■ **WHAT YOU HAVE TO DO**: What is the number of lines in the data that contain "JSON"? Nothing besides that number, please.
======== RECORDED INFORMATION ========
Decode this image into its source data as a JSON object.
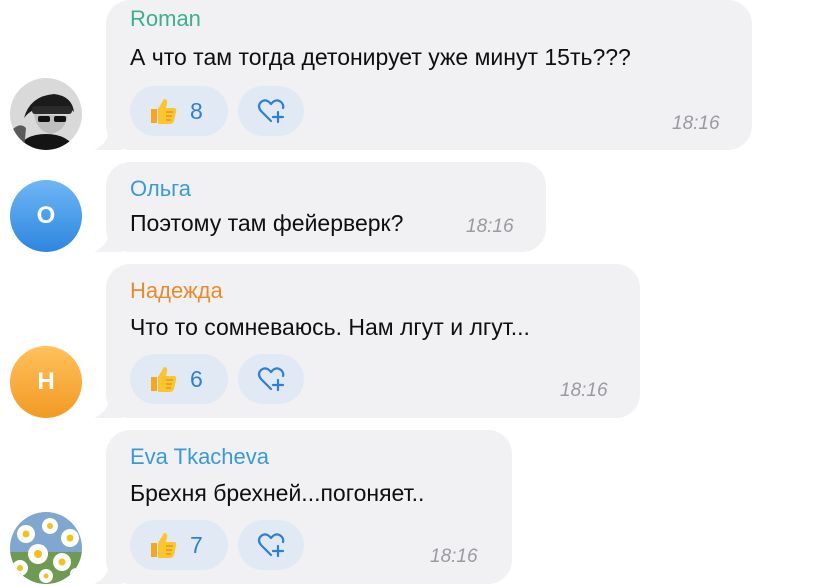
{
  "colors": {
    "bubble": "#f1f1f4",
    "reaction_bg": "#e1e9f4",
    "reaction_count": "#2f7fd2",
    "time": "#9a9aa0",
    "sender_roman": "#3eae8f",
    "sender_olga": "#3a9ad9",
    "sender_nadezhda": "#e98a2e",
    "sender_eva": "#3a9ad9"
  },
  "messages": [
    {
      "sender": "Roman",
      "avatar_icon": "photo-avatar-icon",
      "text": "А что там тогда детонирует уже минут 15ть???",
      "likes": "8",
      "time": "18:16"
    },
    {
      "sender": "Ольга",
      "avatar_letter": "О",
      "text": "Поэтому там фейерверк?",
      "time": "18:16"
    },
    {
      "sender": "Надежда",
      "avatar_letter": "Н",
      "text": "Что то сомневаюсь. Нам лгут и лгут...",
      "likes": "6",
      "time": "18:16"
    },
    {
      "sender": "Eva Tkacheva",
      "avatar_icon": "daisies-avatar-icon",
      "text": "Брехня брехней...погоняет..",
      "likes": "7",
      "time": "18:16"
    }
  ]
}
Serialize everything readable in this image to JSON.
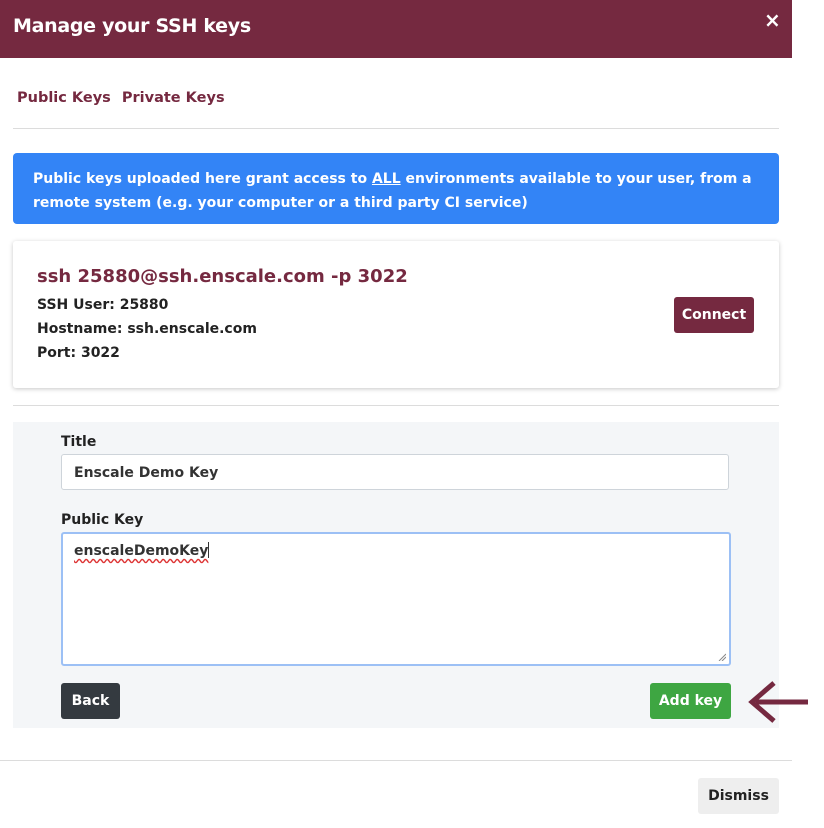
{
  "modal": {
    "title": "Manage your SSH keys",
    "close_glyph": "×"
  },
  "tabs": [
    "Public Keys",
    "Private Keys"
  ],
  "alert": {
    "text_before": "Public keys uploaded here grant access to ",
    "emphasis": "ALL",
    "text_after": " environments available to your user, from a remote system (e.g. your computer or a third party CI service)"
  },
  "ssh_card": {
    "command": "ssh 25880@ssh.enscale.com -p 3022",
    "user_line": "SSH User: 25880",
    "host_line": "Hostname: ssh.enscale.com",
    "port_line": "Port: 3022",
    "connect_label": "Connect"
  },
  "form": {
    "title_label": "Title",
    "title_value": "Enscale Demo Key",
    "public_key_label": "Public Key",
    "public_key_value": "enscaleDemoKey",
    "back_label": "Back",
    "add_key_label": "Add key"
  },
  "footer": {
    "dismiss_label": "Dismiss"
  },
  "colors": {
    "brand": "#752940",
    "alert_blue": "#3384f6",
    "success_green": "#3ea642",
    "dark_button": "#343a40"
  },
  "icons": {
    "close": "close-icon",
    "annotation_arrow": "arrow-left-icon"
  }
}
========
■ **TASK RESULT**: 2